TASK GOAL. Search the records below for "true"; copy each line that has it.

RECORDS SHOWN.

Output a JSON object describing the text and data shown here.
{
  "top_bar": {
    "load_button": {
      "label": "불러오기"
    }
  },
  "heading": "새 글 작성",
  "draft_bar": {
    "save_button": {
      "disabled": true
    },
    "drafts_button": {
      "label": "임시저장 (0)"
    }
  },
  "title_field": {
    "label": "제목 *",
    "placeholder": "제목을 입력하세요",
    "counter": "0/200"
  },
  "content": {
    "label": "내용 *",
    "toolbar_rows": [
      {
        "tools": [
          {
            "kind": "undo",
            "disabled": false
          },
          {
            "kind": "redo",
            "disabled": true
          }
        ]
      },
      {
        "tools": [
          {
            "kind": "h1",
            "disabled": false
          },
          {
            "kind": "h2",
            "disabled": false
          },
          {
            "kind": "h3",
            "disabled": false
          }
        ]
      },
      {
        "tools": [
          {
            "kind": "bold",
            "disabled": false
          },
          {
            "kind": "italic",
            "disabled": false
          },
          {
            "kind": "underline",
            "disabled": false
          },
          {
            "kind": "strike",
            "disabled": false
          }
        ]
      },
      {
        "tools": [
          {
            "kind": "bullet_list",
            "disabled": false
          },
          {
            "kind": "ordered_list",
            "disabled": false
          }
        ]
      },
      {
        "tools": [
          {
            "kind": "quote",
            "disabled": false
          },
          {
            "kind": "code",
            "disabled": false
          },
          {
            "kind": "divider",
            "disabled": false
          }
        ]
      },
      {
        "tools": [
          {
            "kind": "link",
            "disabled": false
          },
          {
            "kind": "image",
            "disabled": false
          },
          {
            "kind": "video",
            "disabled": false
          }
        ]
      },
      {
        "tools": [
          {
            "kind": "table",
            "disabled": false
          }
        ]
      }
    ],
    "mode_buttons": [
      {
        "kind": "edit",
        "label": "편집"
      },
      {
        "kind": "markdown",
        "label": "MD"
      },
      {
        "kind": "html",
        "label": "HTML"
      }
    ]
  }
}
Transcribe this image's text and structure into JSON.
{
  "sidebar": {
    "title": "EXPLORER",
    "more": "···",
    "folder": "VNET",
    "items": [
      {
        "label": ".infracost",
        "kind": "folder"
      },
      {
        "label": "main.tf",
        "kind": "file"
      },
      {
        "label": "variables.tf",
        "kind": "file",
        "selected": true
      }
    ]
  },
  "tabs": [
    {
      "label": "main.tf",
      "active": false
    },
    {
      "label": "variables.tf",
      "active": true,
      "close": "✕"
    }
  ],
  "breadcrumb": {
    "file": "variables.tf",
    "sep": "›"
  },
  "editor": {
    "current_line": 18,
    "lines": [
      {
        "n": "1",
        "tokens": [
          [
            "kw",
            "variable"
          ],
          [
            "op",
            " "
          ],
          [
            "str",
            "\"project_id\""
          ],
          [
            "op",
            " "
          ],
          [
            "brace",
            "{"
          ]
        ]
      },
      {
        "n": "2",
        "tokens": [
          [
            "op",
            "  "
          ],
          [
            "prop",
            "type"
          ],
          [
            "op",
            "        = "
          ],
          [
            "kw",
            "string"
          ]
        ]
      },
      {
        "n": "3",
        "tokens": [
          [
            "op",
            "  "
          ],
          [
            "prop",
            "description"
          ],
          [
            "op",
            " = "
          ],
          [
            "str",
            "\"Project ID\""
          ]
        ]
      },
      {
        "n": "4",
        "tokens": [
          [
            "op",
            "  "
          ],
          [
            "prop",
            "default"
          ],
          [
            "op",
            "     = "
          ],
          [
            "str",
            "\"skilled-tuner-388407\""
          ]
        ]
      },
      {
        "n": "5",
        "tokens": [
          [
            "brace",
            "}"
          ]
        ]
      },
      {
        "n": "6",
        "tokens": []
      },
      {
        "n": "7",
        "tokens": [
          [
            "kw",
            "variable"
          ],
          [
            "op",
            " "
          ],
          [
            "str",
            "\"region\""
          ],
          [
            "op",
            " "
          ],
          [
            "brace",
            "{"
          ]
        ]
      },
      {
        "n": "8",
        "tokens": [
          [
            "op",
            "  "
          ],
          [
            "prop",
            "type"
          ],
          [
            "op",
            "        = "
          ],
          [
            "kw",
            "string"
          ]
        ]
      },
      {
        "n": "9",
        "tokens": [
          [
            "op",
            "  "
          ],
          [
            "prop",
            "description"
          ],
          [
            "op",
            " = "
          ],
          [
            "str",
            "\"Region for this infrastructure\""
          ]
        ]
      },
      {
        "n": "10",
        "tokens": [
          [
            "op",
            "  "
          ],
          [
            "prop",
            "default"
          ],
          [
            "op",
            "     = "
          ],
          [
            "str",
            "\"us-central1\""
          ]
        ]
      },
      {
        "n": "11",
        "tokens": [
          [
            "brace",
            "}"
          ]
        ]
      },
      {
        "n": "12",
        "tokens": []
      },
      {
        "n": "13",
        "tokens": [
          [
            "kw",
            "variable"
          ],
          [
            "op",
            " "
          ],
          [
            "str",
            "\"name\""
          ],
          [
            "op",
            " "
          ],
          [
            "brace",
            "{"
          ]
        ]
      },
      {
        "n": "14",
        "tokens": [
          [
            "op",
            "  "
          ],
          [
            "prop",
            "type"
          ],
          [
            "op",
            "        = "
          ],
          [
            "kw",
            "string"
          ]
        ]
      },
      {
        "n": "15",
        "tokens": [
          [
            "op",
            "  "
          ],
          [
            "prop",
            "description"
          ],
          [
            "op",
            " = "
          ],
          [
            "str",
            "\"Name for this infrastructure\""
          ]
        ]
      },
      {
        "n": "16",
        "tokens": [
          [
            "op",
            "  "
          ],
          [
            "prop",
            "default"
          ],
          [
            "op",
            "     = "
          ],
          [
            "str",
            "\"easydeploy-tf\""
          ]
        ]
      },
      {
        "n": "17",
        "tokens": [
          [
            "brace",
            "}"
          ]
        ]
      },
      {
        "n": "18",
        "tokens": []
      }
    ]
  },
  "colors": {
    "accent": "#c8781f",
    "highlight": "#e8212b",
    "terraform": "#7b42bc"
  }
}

ANSWER SECTION.
      "disabled": true
            "disabled": true
        "selected": true
      "active": true,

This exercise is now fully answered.